### AIM OF THE TASK
Output the entries below unchanged, except for the pictures.

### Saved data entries
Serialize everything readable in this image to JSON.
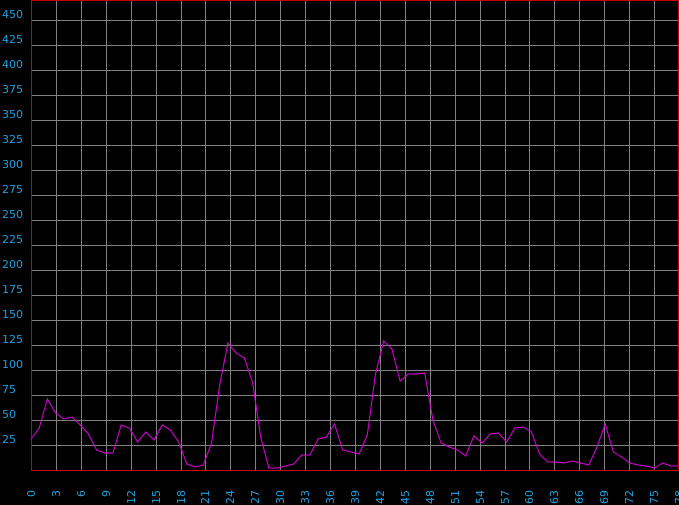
{
  "chart_data": {
    "type": "line",
    "title": "",
    "xlabel": "",
    "ylabel": "",
    "xlim": [
      0,
      78
    ],
    "ylim": [
      0,
      470
    ],
    "grid": true,
    "x_ticks": [
      0,
      3,
      6,
      9,
      12,
      15,
      18,
      21,
      24,
      27,
      30,
      33,
      36,
      39,
      42,
      45,
      48,
      51,
      54,
      57,
      60,
      63,
      66,
      69,
      72,
      75,
      78
    ],
    "y_ticks": [
      25,
      50,
      75,
      100,
      125,
      150,
      175,
      200,
      225,
      250,
      275,
      300,
      325,
      350,
      375,
      400,
      425,
      450
    ],
    "colors": {
      "background": "#000000",
      "grid": "#808080",
      "frame": "#cc0000",
      "tick_label": "#1f9fe0",
      "series": "#e000e0",
      "baseline": "#00cc00"
    },
    "series": [
      {
        "values": [
          31,
          42,
          71,
          57,
          51,
          53,
          45,
          36,
          20,
          17,
          17,
          45,
          42,
          28,
          38,
          30,
          45,
          40,
          28,
          6,
          3,
          5,
          27,
          85,
          127,
          117,
          112,
          88,
          33,
          2,
          2,
          4,
          6,
          15,
          15,
          31,
          33,
          46,
          20,
          18,
          16,
          35,
          96,
          129,
          121,
          89,
          96,
          96,
          97,
          50,
          27,
          23,
          20,
          14,
          34,
          27,
          36,
          37,
          28,
          42,
          43,
          38,
          16,
          8,
          8,
          7,
          9,
          7,
          5,
          23,
          46,
          18,
          13,
          7,
          5,
          4,
          2,
          7,
          4,
          4
        ]
      }
    ],
    "baseline_value": 0
  }
}
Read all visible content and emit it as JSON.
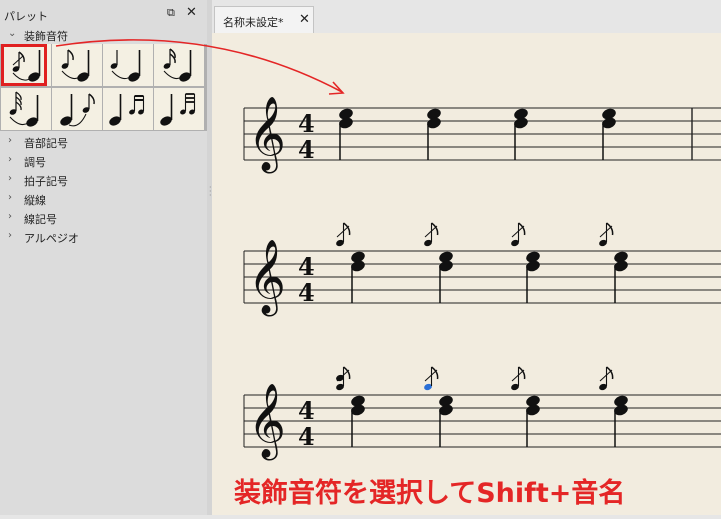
{
  "palette": {
    "title": "パレット",
    "float_icon": "float-window-icon",
    "close_icon": "close-icon",
    "expanded_section": "装飾音符",
    "collapsed_sections": [
      "音部記号",
      "調号",
      "拍子記号",
      "縦線",
      "線記号",
      "アルペジオ"
    ],
    "grace_notes": [
      {
        "icon": "acciaccatura-icon"
      },
      {
        "icon": "appoggiatura-icon"
      },
      {
        "icon": "grace-quarter-icon"
      },
      {
        "icon": "grace-sixteenth-icon"
      },
      {
        "icon": "grace-32nd-icon"
      },
      {
        "icon": "grace-eighth-after-icon"
      },
      {
        "icon": "grace-sixteenth-after-icon"
      },
      {
        "icon": "grace-32nd-after-icon"
      }
    ],
    "selected_index": 0
  },
  "tab": {
    "label": "名称未設定*"
  },
  "caption": "装飾音符を選択してShift+音名",
  "colors": {
    "highlight": "#e02020",
    "selected_note": "#2a6fd6",
    "paper": "#f2ecdf"
  }
}
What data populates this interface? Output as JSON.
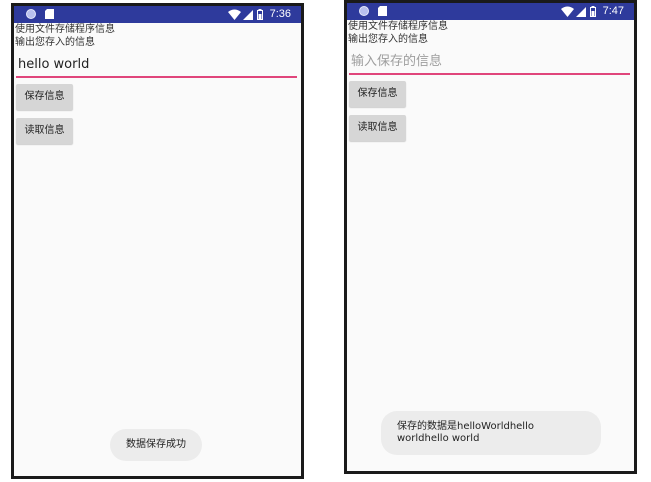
{
  "screens": [
    {
      "status_time": "7:36",
      "texts": [
        "使用文件存储程序信息",
        "输出您存入的信息"
      ],
      "input": {
        "value": "hello world",
        "placeholder": ""
      },
      "buttons": {
        "save": "保存信息",
        "read": "读取信息"
      },
      "toast": "数据保存成功"
    },
    {
      "status_time": "7:47",
      "texts": [
        "使用文件存储程序信息",
        "输出您存入的信息"
      ],
      "input": {
        "value": "",
        "placeholder": "输入保存的信息"
      },
      "buttons": {
        "save": "保存信息",
        "read": "读取信息"
      },
      "toast": "保存的数据是helloWorldhello worldhello world"
    }
  ],
  "icons": {
    "status_left": [
      "notification-dot-icon",
      "sd-card-icon"
    ],
    "status_right": [
      "wifi-icon",
      "cell-signal-icon",
      "battery-icon"
    ]
  },
  "colors": {
    "status_bar": "#2e3a9c",
    "input_underline": "#e0457b",
    "screen_background": "#fafafa",
    "button": "#d6d6d6",
    "toast": "#ececec"
  }
}
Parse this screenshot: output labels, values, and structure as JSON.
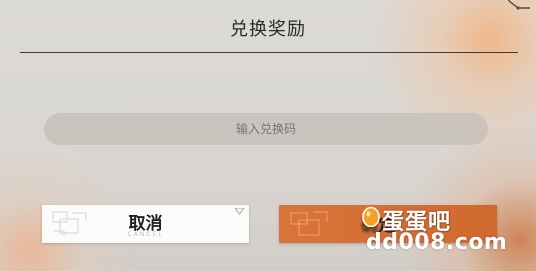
{
  "dialog": {
    "title": "兑换奖励",
    "code_input": {
      "value": "",
      "placeholder": "输入兑换码"
    },
    "cancel_button": {
      "label": "取消",
      "sublabel": "CANCEL"
    },
    "confirm_button": {
      "label_visible": "定",
      "label_obscured": "确"
    }
  },
  "watermark": {
    "logo_text": "蛋蛋吧",
    "url": "dd008.com"
  },
  "colors": {
    "background": "#dad7d3",
    "input_background": "#c4beb8",
    "cancel_background": "#fbfbf9",
    "confirm_background": "#d5703a",
    "title_text": "#2a2a2a"
  },
  "icons": {
    "corner_ornament": "corner-ornament-icon",
    "cancel_pattern": "geometric-pattern-icon",
    "cancel_corner": "triangle-down-icon",
    "confirm_pattern": "geometric-pattern-icon",
    "watermark_egg": "egg-icon"
  }
}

### WRITTEN SOLUTION
Serialize everything readable in this image to JSON.
{
  "chart_data": {
    "type": "line",
    "title": "",
    "xlabel": "",
    "ylabel": "",
    "xlim": [
      0,
      78
    ],
    "ylim": [
      0,
      470
    ],
    "grid": true,
    "x_ticks": [
      0,
      3,
      6,
      9,
      12,
      15,
      18,
      21,
      24,
      27,
      30,
      33,
      36,
      39,
      42,
      45,
      48,
      51,
      54,
      57,
      60,
      63,
      66,
      69,
      72,
      75,
      78
    ],
    "y_ticks": [
      25,
      50,
      75,
      100,
      125,
      150,
      175,
      200,
      225,
      250,
      275,
      300,
      325,
      350,
      375,
      400,
      425,
      450
    ],
    "colors": {
      "background": "#000000",
      "grid": "#808080",
      "frame": "#cc0000",
      "tick_label": "#1f9fe0",
      "series": "#e000e0",
      "baseline": "#00cc00"
    },
    "series": [
      {
        "values": [
          31,
          42,
          71,
          57,
          51,
          53,
          45,
          36,
          20,
          17,
          17,
          45,
          42,
          28,
          38,
          30,
          45,
          40,
          28,
          6,
          3,
          5,
          27,
          85,
          127,
          117,
          112,
          88,
          33,
          2,
          2,
          4,
          6,
          15,
          15,
          31,
          33,
          46,
          20,
          18,
          16,
          35,
          96,
          129,
          121,
          89,
          96,
          96,
          97,
          50,
          27,
          23,
          20,
          14,
          34,
          27,
          36,
          37,
          28,
          42,
          43,
          38,
          16,
          8,
          8,
          7,
          9,
          7,
          5,
          23,
          46,
          18,
          13,
          7,
          5,
          4,
          2,
          7,
          4,
          4
        ]
      }
    ],
    "baseline_value": 0
  }
}
Read all visible content and emit it as JSON.
{
  "palette": {
    "title": "パレット",
    "float_icon": "float-window-icon",
    "close_icon": "close-icon",
    "expanded_section": "装飾音符",
    "collapsed_sections": [
      "音部記号",
      "調号",
      "拍子記号",
      "縦線",
      "線記号",
      "アルペジオ"
    ],
    "grace_notes": [
      {
        "icon": "acciaccatura-icon"
      },
      {
        "icon": "appoggiatura-icon"
      },
      {
        "icon": "grace-quarter-icon"
      },
      {
        "icon": "grace-sixteenth-icon"
      },
      {
        "icon": "grace-32nd-icon"
      },
      {
        "icon": "grace-eighth-after-icon"
      },
      {
        "icon": "grace-sixteenth-after-icon"
      },
      {
        "icon": "grace-32nd-after-icon"
      }
    ],
    "selected_index": 0
  },
  "tab": {
    "label": "名称未設定*"
  },
  "caption": "装飾音符を選択してShift+音名",
  "colors": {
    "highlight": "#e02020",
    "selected_note": "#2a6fd6",
    "paper": "#f2ecdf"
  }
}
What data populates this interface? Output as JSON.
{
  "screens": [
    {
      "status_time": "7:36",
      "texts": [
        "使用文件存储程序信息",
        "输出您存入的信息"
      ],
      "input": {
        "value": "hello world",
        "placeholder": ""
      },
      "buttons": {
        "save": "保存信息",
        "read": "读取信息"
      },
      "toast": "数据保存成功"
    },
    {
      "status_time": "7:47",
      "texts": [
        "使用文件存储程序信息",
        "输出您存入的信息"
      ],
      "input": {
        "value": "",
        "placeholder": "输入保存的信息"
      },
      "buttons": {
        "save": "保存信息",
        "read": "读取信息"
      },
      "toast": "保存的数据是helloWorldhello worldhello world"
    }
  ],
  "icons": {
    "status_left": [
      "notification-dot-icon",
      "sd-card-icon"
    ],
    "status_right": [
      "wifi-icon",
      "cell-signal-icon",
      "battery-icon"
    ]
  },
  "colors": {
    "status_bar": "#2e3a9c",
    "input_underline": "#e0457b",
    "screen_background": "#fafafa",
    "button": "#d6d6d6",
    "toast": "#ececec"
  }
}
Parse this screenshot: output labels, values, and structure as JSON.
{
  "dialog": {
    "title": "兑换奖励",
    "code_input": {
      "value": "",
      "placeholder": "输入兑换码"
    },
    "cancel_button": {
      "label": "取消",
      "sublabel": "CANCEL"
    },
    "confirm_button": {
      "label_visible": "定",
      "label_obscured": "确"
    }
  },
  "watermark": {
    "logo_text": "蛋蛋吧",
    "url": "dd008.com"
  },
  "colors": {
    "background": "#dad7d3",
    "input_background": "#c4beb8",
    "cancel_background": "#fbfbf9",
    "confirm_background": "#d5703a",
    "title_text": "#2a2a2a"
  },
  "icons": {
    "corner_ornament": "corner-ornament-icon",
    "cancel_pattern": "geometric-pattern-icon",
    "cancel_corner": "triangle-down-icon",
    "confirm_pattern": "geometric-pattern-icon",
    "watermark_egg": "egg-icon"
  }
}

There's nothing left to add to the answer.